Gagan Tangri, Partner
As a purchaser of a property the principle of “caveat emptor” (let the buyer beware) plays an important role, in that a purchaser must satisfy themselves that the property is suitable for them in all respects before proceeding to buy.
Under the standard form REINZ/ADLSI sale and purchase agreement, however, there are provisions which displace the “buyer beware” principle and require particular attention by vendors.
Some potential pitfalls often overlooked by vendors include the following:
A vendor warrants that all chattels, and all “plant, equipment, systems or devices which provide any services or amenities to the property” will be provided to the purchaser in reasonable working order. The key thing to note here is that even if the particular item is not mentioned in the chattels list (but is included in the sale), it will be caught by this warranty. The warranty would therefore apply to (for example), security systems, heating/cooling/ventilation systems, central vacuums and range hoods.
Where a vendor has carried out any building works on the property, the vendor warrants that any required building permit, building consent or resource consent was obtained. In addition, if a building consent was obtained, the vendor warrants that a code compliance certificate was also obtained in relation to the same. Therefore, if a purchaser discovers under the LIM condition (or otherwise) that the vendor carried out building work on the property without the required building consent, the purchaser can proceed to settlement and simply make a claim against the vendor for breach of warranty.
On the settlement date, the vendor is obliged to provide to the purchaser “keys to all exterior doors that are locked by key, electronic door openers to all doors that are opened electronically, and the keys and/or security codes to any alarms”. The vendor does not have to provide these items however, if the property is being sold subject to a tenancy, and the keys etc are being held by the tenant.
Issues such as missing keys or remotes and malfunctioning systems included in the sale are often raised by purchasers on the settlement day, or just one day prior. The proposed solution by the purchaser is almost always to retain a part of the settlement funds, until the issues are resolved. This can not only delay settlement, but can really add to the vendor’s problems if the entire settlement fund is required on the same day to complete a subsequent purchase.
Therefore, if a vendor has any concerns in relation to missing keys/remotes/alarm codes, unconsented/unpermitted building works or the workings of any system included in the sale, they should be catered for by way of additional clauses in the further terms of sale. Doing so could prevent delays (and therefore costs) late in the piece.

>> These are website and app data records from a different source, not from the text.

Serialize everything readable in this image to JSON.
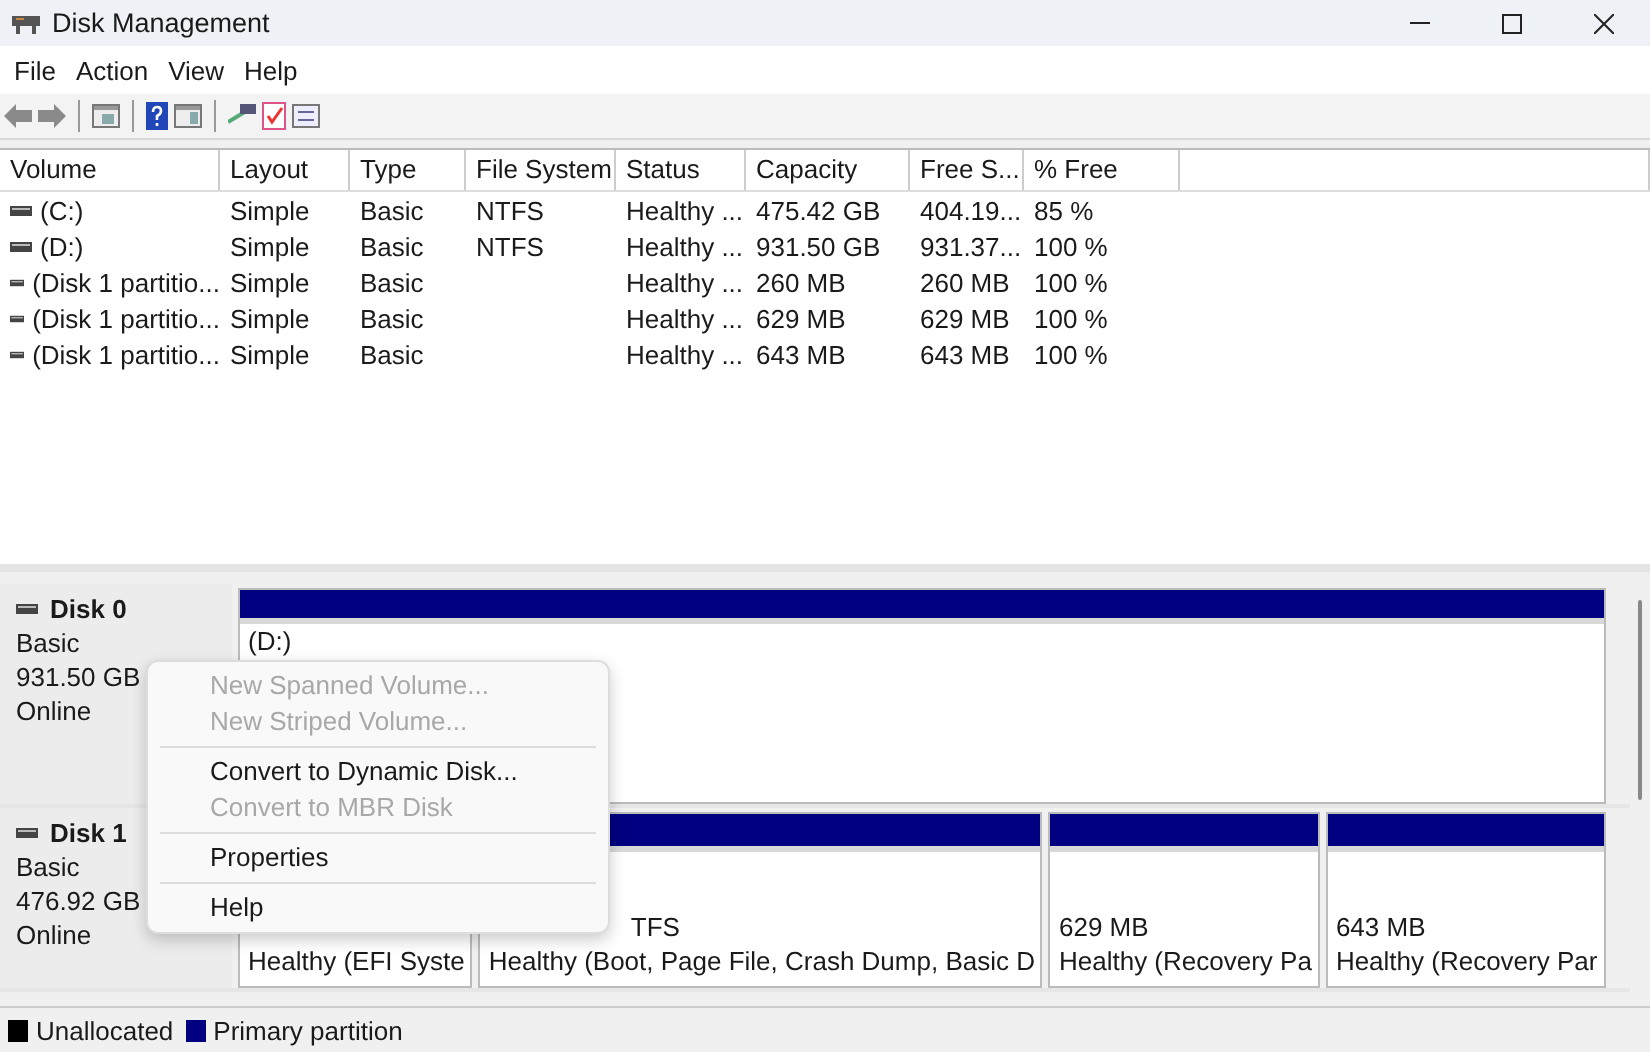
{
  "window": {
    "title": "Disk Management"
  },
  "menu_bar": [
    "File",
    "Action",
    "View",
    "Help"
  ],
  "table": {
    "columns": [
      "Volume",
      "Layout",
      "Type",
      "File System",
      "Status",
      "Capacity",
      "Free S...",
      "% Free"
    ],
    "rows": [
      [
        "(C:)",
        "Simple",
        "Basic",
        "NTFS",
        "Healthy ...",
        "475.42 GB",
        "404.19...",
        "85 %"
      ],
      [
        "(D:)",
        "Simple",
        "Basic",
        "NTFS",
        "Healthy ...",
        "931.50 GB",
        "931.37...",
        "100 %"
      ],
      [
        "(Disk 1 partitio...",
        "Simple",
        "Basic",
        "",
        "Healthy ...",
        "260 MB",
        "260 MB",
        "100 %"
      ],
      [
        "(Disk 1 partitio...",
        "Simple",
        "Basic",
        "",
        "Healthy ...",
        "629 MB",
        "629 MB",
        "100 %"
      ],
      [
        "(Disk 1 partitio...",
        "Simple",
        "Basic",
        "",
        "Healthy ...",
        "643 MB",
        "643 MB",
        "100 %"
      ]
    ]
  },
  "disks": [
    {
      "name": "Disk 0",
      "type": "Basic",
      "size": "931.50 GB",
      "status": "Online",
      "partitions": [
        {
          "lines": [
            "(D:)"
          ],
          "clipped_label": false
        }
      ]
    },
    {
      "name": "Disk 1",
      "type": "Basic",
      "size": "476.92 GB",
      "status": "Online",
      "partitions": [
        {
          "lines": [
            "Healthy (EFI Syste"
          ],
          "clipped_label": false
        },
        {
          "lines": [
            "TFS",
            "Healthy (Boot, Page File, Crash Dump, Basic D"
          ],
          "clipped_label": true
        },
        {
          "lines": [
            "629 MB",
            "Healthy (Recovery Pa"
          ],
          "clipped_label": false
        },
        {
          "lines": [
            "643 MB",
            "Healthy (Recovery Par"
          ],
          "clipped_label": false
        }
      ]
    }
  ],
  "legend": [
    {
      "label": "Unallocated",
      "color": "#000000"
    },
    {
      "label": "Primary partition",
      "color": "#000080"
    }
  ],
  "context_menu": [
    {
      "kind": "item",
      "label": "New Spanned Volume...",
      "disabled": true
    },
    {
      "kind": "item",
      "label": "New Striped Volume...",
      "disabled": true
    },
    {
      "kind": "separator"
    },
    {
      "kind": "item",
      "label": "Convert to Dynamic Disk...",
      "disabled": false
    },
    {
      "kind": "item",
      "label": "Convert to MBR Disk",
      "disabled": true
    },
    {
      "kind": "separator"
    },
    {
      "kind": "item",
      "label": "Properties",
      "disabled": false
    },
    {
      "kind": "separator"
    },
    {
      "kind": "item",
      "label": "Help",
      "disabled": false
    }
  ]
}
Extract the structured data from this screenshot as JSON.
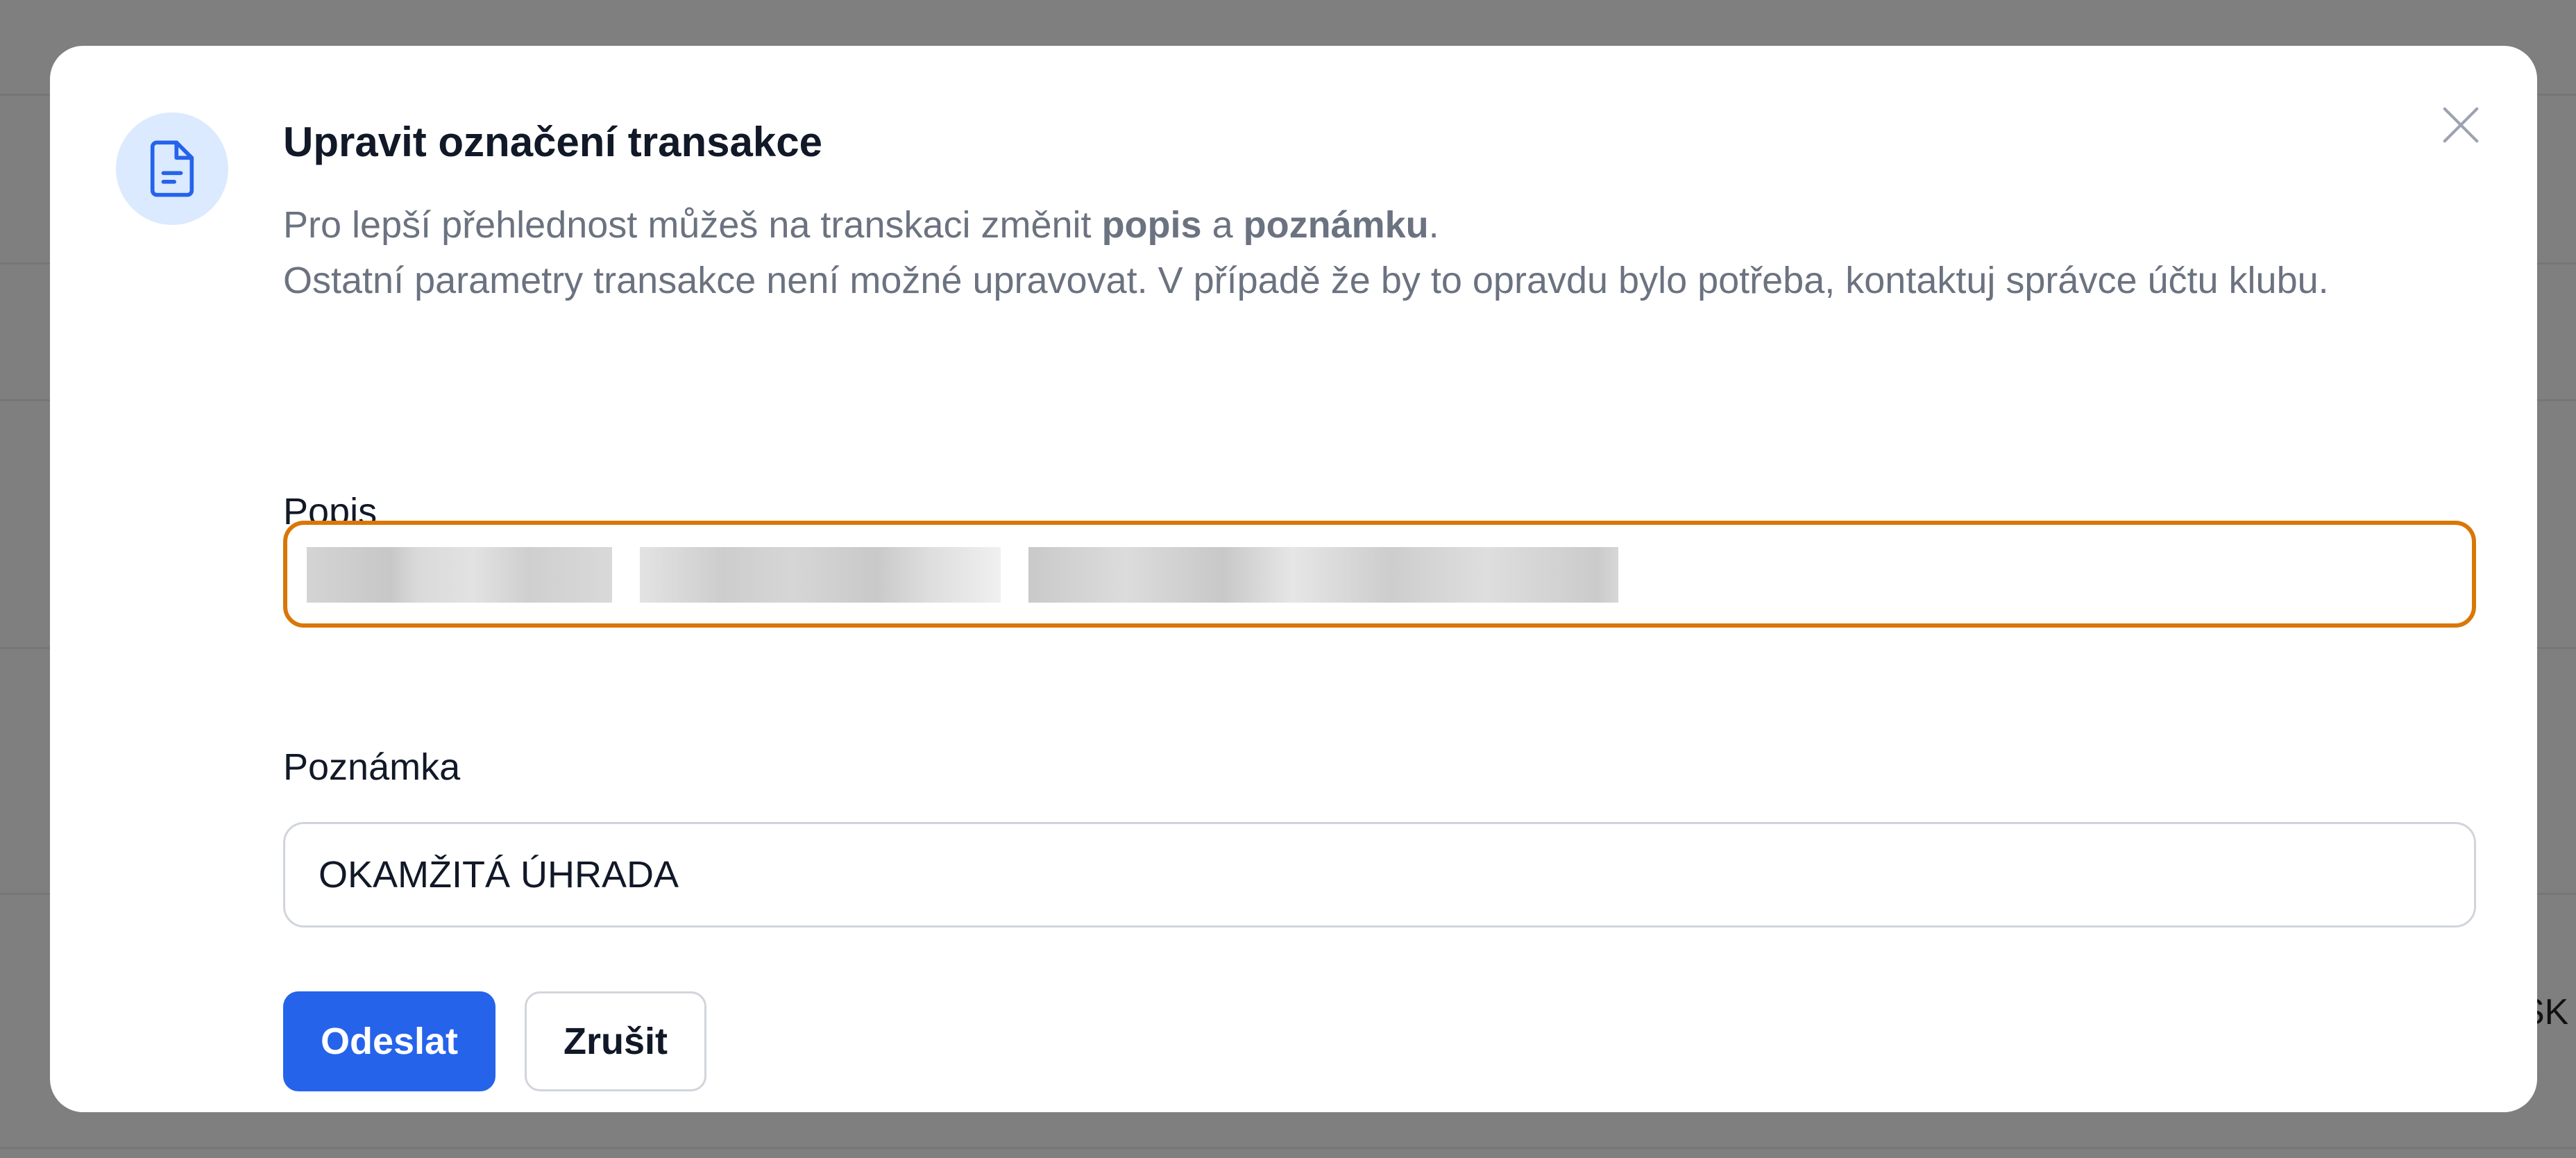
{
  "background": {
    "fragment_text": "SK"
  },
  "modal": {
    "icon": "document-icon",
    "title": "Upravit označení transakce",
    "description": {
      "line1_prefix": "Pro lepší přehlednost můžeš na transkaci změnit ",
      "line1_bold1": "popis",
      "line1_middle": " a ",
      "line1_bold2": "poznámku",
      "line1_suffix": ".",
      "line2": "Ostatní parametry transakce není možné upravovat. V případě že by to opravdu bylo potřeba, kontaktuj správce účtu klubu."
    },
    "fields": {
      "popis": {
        "label": "Popis",
        "value_redacted": true
      },
      "poznamka": {
        "label": "Poznámka",
        "value": "OKAMŽITÁ ÚHRADA"
      }
    },
    "buttons": {
      "submit": "Odeslat",
      "cancel": "Zrušit"
    },
    "close_icon": "close-icon"
  },
  "colors": {
    "primary": "#2563eb",
    "focus_border": "#d97706",
    "icon_bg": "#dbeafe",
    "overlay": "#7f7f7f"
  }
}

The information contained in this paper is necessarily of a generalised nature and specific advice should be sought in relation to any particular situation. Further information and assistance in relation to this article can be gained by contacting senior personal property lawyer Gagan Tangri.